The 70-417 exam is an upgrade exam for someone who already holds an earlier MCSA. 70-417 covers the same material as three other exams: 70-410, 70-411, and 70-412. Microsoft offers a 70-417 study guide.
One of the items to be covered is recovering from a deleted GPO. How do you recover a deleted (or from a really screwed up) Default Domain and or Default Domain Controllers GPO? I haven’t had to recover from a deleted Default Domain GPO since 2005 or from a screwed-up one since 2008. Well, you use the DCGpoFix command-line utility.
Since I am a reader, I read the entire article. Lo and behold, after all these years, I actually saw in writing from Microsoft the Best Practice I had been telling people about all these years. Right there in the first paragraph under Examples:
As a best practice, you should configure the Default Domain Policy GPO only to manage the default Account Policies settings, Password Policy, Account Lockout Policy, and Kerberos Policy.
I cannot count the number of arguments I have had with Windows Admins over this. And wouldn’t you know, my AD mentors have been correct all these years! 🙂
I once did a troubleshooting project for a Citrix XenApp 5 on Server 2003 environment for slow logons. It seems ever since XenApp 5 had been installed and put into production, EVERY user on the network was experiencing slow logins and many other issues. Naturally, of course, XenApp 5 received the blame. The actual problem? They had put over 800 lockdown configuration settings in the Default Domain GPO!!!! And they wondered why every user on the network was affected!!! Instead of having a separate Organizational Unit (OU) for the XenApp servers, they put them in the Computers Container (where you cannot directly apply any GPO). They then put all their lockdown settings in the Default Domain GPO which instantly affected everyone.
- Record the Account, Password, Account Lockout, and Kerberos policy settings,
- Create an OU for the XenApp servers,
- Create a lockdown GPO and link it to the new XenApp server’s OU,
- Run DCGpoFix /domain to recreate the Default Domain policy,
- Edit the new Default Domain GPO and enter the recorded settings from Step 1 above,
- Move the XenApp servers to their new OU,
- Reboot the XenApp servers (necessary to affect the move to the new OU), and then
- Troubleshoot and fix remaining issues.

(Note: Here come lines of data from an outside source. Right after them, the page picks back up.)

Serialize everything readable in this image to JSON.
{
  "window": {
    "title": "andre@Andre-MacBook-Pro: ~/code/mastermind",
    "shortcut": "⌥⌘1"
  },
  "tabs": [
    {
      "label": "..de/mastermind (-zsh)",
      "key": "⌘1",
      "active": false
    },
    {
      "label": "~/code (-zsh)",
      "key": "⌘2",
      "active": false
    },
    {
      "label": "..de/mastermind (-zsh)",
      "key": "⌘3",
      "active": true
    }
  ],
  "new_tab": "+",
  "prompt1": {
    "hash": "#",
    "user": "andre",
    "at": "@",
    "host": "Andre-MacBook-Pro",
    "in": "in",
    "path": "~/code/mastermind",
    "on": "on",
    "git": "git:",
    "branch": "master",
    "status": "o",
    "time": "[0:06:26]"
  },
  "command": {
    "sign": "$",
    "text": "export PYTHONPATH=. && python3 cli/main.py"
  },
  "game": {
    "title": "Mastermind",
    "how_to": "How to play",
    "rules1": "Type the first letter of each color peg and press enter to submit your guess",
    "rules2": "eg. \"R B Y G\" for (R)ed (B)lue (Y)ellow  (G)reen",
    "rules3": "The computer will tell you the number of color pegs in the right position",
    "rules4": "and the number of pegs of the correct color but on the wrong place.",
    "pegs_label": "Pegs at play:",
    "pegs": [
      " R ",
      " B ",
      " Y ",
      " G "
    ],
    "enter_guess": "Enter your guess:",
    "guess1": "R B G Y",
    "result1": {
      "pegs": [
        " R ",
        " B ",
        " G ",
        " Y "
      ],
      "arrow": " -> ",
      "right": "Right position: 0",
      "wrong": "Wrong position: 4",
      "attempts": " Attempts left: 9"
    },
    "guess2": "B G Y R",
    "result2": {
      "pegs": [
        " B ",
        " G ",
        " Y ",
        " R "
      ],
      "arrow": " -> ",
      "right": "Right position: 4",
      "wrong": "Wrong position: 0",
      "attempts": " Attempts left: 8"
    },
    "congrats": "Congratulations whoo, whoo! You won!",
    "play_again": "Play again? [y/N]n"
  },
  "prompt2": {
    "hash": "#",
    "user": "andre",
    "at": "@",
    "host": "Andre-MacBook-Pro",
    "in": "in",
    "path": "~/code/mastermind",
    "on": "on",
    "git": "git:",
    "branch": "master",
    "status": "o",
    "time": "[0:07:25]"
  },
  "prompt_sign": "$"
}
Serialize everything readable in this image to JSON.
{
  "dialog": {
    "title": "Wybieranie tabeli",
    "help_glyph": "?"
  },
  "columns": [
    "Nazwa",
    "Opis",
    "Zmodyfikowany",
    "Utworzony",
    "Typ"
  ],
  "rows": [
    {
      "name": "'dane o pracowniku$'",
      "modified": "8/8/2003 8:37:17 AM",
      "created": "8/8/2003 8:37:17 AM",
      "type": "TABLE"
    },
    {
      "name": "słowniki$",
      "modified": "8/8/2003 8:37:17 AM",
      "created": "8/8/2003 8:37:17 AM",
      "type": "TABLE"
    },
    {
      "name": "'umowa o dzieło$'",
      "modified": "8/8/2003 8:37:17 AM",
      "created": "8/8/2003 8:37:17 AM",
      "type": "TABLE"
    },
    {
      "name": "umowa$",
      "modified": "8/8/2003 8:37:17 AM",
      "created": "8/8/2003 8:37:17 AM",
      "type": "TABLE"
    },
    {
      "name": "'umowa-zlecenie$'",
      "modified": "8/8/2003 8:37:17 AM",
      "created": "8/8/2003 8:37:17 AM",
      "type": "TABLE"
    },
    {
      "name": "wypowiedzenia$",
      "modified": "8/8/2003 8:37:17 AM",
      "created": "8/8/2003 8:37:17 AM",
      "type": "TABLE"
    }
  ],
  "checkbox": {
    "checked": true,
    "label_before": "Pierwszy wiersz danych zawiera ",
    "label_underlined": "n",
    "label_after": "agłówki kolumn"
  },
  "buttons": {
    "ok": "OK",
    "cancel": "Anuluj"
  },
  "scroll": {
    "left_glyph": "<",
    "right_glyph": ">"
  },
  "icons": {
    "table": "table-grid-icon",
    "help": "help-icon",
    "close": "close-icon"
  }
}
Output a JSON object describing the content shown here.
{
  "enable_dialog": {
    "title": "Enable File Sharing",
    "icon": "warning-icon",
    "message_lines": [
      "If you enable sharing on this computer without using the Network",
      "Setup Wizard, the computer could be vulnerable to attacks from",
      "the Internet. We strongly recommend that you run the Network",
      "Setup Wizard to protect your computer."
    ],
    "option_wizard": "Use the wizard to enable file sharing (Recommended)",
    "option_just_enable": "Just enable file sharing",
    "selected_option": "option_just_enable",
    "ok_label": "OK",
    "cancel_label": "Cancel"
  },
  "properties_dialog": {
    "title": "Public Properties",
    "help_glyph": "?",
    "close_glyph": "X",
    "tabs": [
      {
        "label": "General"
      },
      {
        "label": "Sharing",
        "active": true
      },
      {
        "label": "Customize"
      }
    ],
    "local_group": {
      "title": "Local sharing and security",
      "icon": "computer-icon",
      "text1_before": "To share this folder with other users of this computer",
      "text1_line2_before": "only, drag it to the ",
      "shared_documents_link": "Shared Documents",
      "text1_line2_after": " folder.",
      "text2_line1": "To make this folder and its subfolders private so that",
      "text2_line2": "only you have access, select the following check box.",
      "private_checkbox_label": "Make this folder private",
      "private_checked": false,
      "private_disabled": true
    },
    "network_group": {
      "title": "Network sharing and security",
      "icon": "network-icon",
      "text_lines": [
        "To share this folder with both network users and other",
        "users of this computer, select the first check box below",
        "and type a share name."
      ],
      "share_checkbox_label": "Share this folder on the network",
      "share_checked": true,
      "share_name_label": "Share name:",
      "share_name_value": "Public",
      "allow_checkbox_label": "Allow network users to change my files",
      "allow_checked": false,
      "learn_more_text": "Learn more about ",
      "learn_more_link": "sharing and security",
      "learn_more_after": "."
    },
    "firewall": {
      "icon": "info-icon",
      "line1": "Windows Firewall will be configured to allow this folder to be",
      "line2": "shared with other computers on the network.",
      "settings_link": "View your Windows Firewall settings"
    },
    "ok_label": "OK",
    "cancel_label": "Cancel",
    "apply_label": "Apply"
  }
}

Projects like this are where I get the material for my “10 Things in AD…” presentations. This is also why studying for certification exams can be beneficial. Now I have proof I am correct in what I tell people should go in the Default Domain GPO.